### THE INPUT
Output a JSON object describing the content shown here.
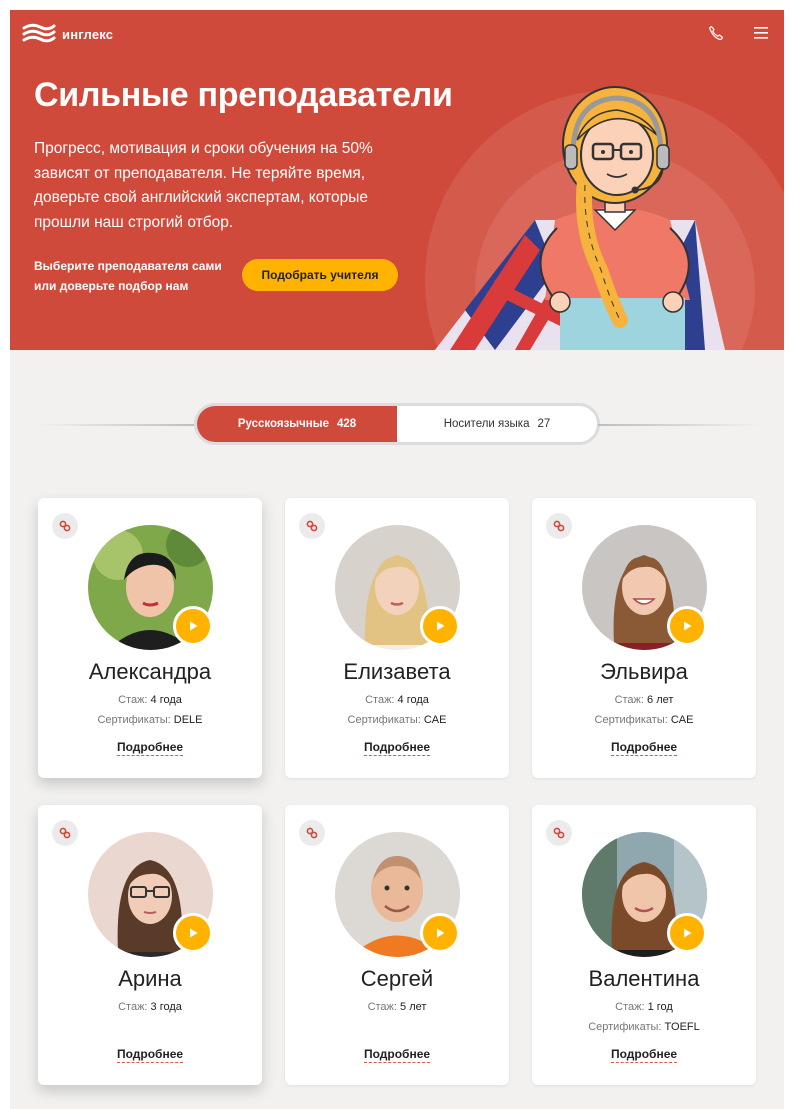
{
  "header": {
    "logo_text": "инглекс",
    "phone_icon": "phone-icon",
    "menu_icon": "hamburger-menu-icon"
  },
  "hero": {
    "title": "Сильные преподаватели",
    "subtitle": "Прогресс, мотивация и сроки обучения на 50% зависят от преподавателя. Не теряйте время, доверьте свой английский экспертам, которые прошли наш строгий отбор.",
    "cta_text": "Выберите преподавателя сами или доверьте подбор нам",
    "cta_button": "Подобрать учителя"
  },
  "tabs": [
    {
      "label": "Русскоязычные",
      "count": "428",
      "active": true
    },
    {
      "label": "Носители языка",
      "count": "27",
      "active": false
    }
  ],
  "teachers": [
    {
      "name": "Александра",
      "experience_label": "Стаж:",
      "experience": "4 года",
      "cert_label": "Сертификаты:",
      "cert": "DELE",
      "more": "Подробнее"
    },
    {
      "name": "Елизавета",
      "experience_label": "Стаж:",
      "experience": "4 года",
      "cert_label": "Сертификаты:",
      "cert": "CAE",
      "more": "Подробнее"
    },
    {
      "name": "Эльвира",
      "experience_label": "Стаж:",
      "experience": "6 лет",
      "cert_label": "Сертификаты:",
      "cert": "CAE",
      "more": "Подробнее"
    },
    {
      "name": "Арина",
      "experience_label": "Стаж:",
      "experience": "3 года",
      "cert_label": "",
      "cert": "",
      "more": "Подробнее"
    },
    {
      "name": "Сергей",
      "experience_label": "Стаж:",
      "experience": "5 лет",
      "cert_label": "",
      "cert": "",
      "more": "Подробнее"
    },
    {
      "name": "Валентина",
      "experience_label": "Стаж:",
      "experience": "1 год",
      "cert_label": "Сертификаты:",
      "cert": "TOEFL",
      "more": "Подробнее"
    }
  ],
  "colors": {
    "brand_red": "#cf4a3b",
    "accent_yellow": "#ffb300",
    "background": "#f2f1ef"
  },
  "icons": {
    "card_link": "link-icon",
    "card_play": "play-icon"
  }
}
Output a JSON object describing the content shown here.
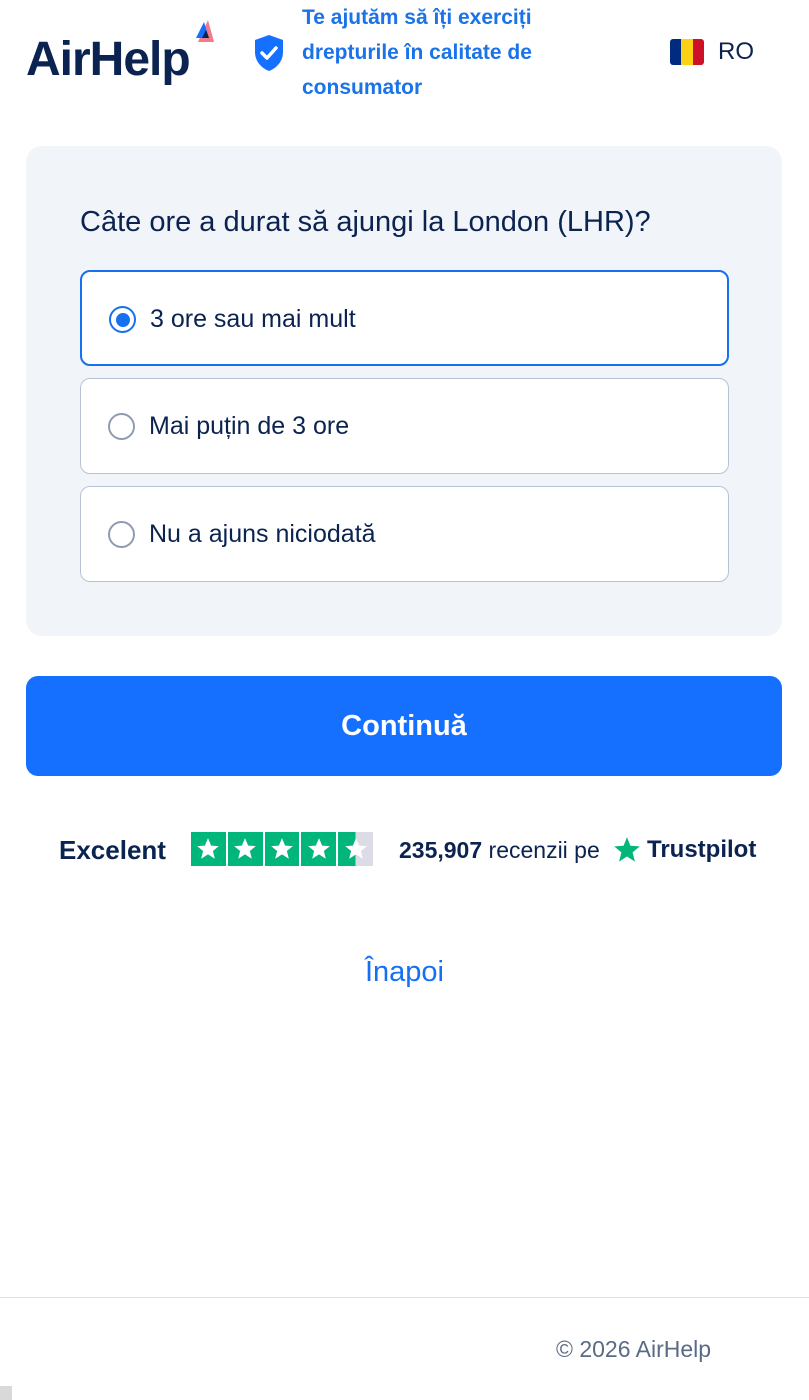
{
  "header": {
    "logo_text": "AirHelp",
    "tagline_lines": [
      "Te ajutăm să îți exerciți",
      "drepturile în calitate de",
      "consumator"
    ],
    "language_code": "RO",
    "flag_colors": [
      "#002b7f",
      "#fcd116",
      "#ce1126"
    ]
  },
  "question": {
    "title": "Câte ore a durat să ajungi la London (LHR)?",
    "options": [
      {
        "label": "3 ore sau mai mult",
        "selected": true
      },
      {
        "label": "Mai puțin de 3 ore",
        "selected": false
      },
      {
        "label": "Nu a ajuns niciodată",
        "selected": false
      }
    ]
  },
  "continue_label": "Continuă",
  "trustpilot": {
    "rating_word": "Excelent",
    "stars": 4.5,
    "review_count": "235,907",
    "reviews_text": "recenzii pe",
    "brand": "Trustpilot"
  },
  "back_label": "Înapoi",
  "footer": {
    "copyright": "© 2026 AirHelp"
  },
  "colors": {
    "accent": "#1670ff",
    "navy": "#0b2350",
    "trustpilot_green": "#00b67a"
  }
}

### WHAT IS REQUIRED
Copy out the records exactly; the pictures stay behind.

### EXERCISE OUTPUT
Output a JSON object describing the content shown here.
{
  "header": {
    "logo_text": "инглекс",
    "phone_icon": "phone-icon",
    "menu_icon": "hamburger-menu-icon"
  },
  "hero": {
    "title": "Сильные преподаватели",
    "subtitle": "Прогресс, мотивация и сроки обучения на 50% зависят от преподавателя. Не теряйте время, доверьте свой английский экспертам, которые прошли наш строгий отбор.",
    "cta_text": "Выберите преподавателя сами или доверьте подбор нам",
    "cta_button": "Подобрать учителя"
  },
  "tabs": [
    {
      "label": "Русскоязычные",
      "count": "428",
      "active": true
    },
    {
      "label": "Носители языка",
      "count": "27",
      "active": false
    }
  ],
  "teachers": [
    {
      "name": "Александра",
      "experience_label": "Стаж:",
      "experience": "4 года",
      "cert_label": "Сертификаты:",
      "cert": "DELE",
      "more": "Подробнее"
    },
    {
      "name": "Елизавета",
      "experience_label": "Стаж:",
      "experience": "4 года",
      "cert_label": "Сертификаты:",
      "cert": "CAE",
      "more": "Подробнее"
    },
    {
      "name": "Эльвира",
      "experience_label": "Стаж:",
      "experience": "6 лет",
      "cert_label": "Сертификаты:",
      "cert": "CAE",
      "more": "Подробнее"
    },
    {
      "name": "Арина",
      "experience_label": "Стаж:",
      "experience": "3 года",
      "cert_label": "",
      "cert": "",
      "more": "Подробнее"
    },
    {
      "name": "Сергей",
      "experience_label": "Стаж:",
      "experience": "5 лет",
      "cert_label": "",
      "cert": "",
      "more": "Подробнее"
    },
    {
      "name": "Валентина",
      "experience_label": "Стаж:",
      "experience": "1 год",
      "cert_label": "Сертификаты:",
      "cert": "TOEFL",
      "more": "Подробнее"
    }
  ],
  "colors": {
    "brand_red": "#cf4a3b",
    "accent_yellow": "#ffb300",
    "background": "#f2f1ef"
  },
  "icons": {
    "card_link": "link-icon",
    "card_play": "play-icon"
  }
}
Output a JSON object describing the content shown here.
{
  "header": {
    "logo_text": "AirHelp",
    "tagline_lines": [
      "Te ajutăm să îți exerciți",
      "drepturile în calitate de",
      "consumator"
    ],
    "language_code": "RO",
    "flag_colors": [
      "#002b7f",
      "#fcd116",
      "#ce1126"
    ]
  },
  "question": {
    "title": "Câte ore a durat să ajungi la London (LHR)?",
    "options": [
      {
        "label": "3 ore sau mai mult",
        "selected": true
      },
      {
        "label": "Mai puțin de 3 ore",
        "selected": false
      },
      {
        "label": "Nu a ajuns niciodată",
        "selected": false
      }
    ]
  },
  "continue_label": "Continuă",
  "trustpilot": {
    "rating_word": "Excelent",
    "stars": 4.5,
    "review_count": "235,907",
    "reviews_text": "recenzii pe",
    "brand": "Trustpilot"
  },
  "back_label": "Înapoi",
  "footer": {
    "copyright": "© 2026 AirHelp"
  },
  "colors": {
    "accent": "#1670ff",
    "navy": "#0b2350",
    "trustpilot_green": "#00b67a"
  }
}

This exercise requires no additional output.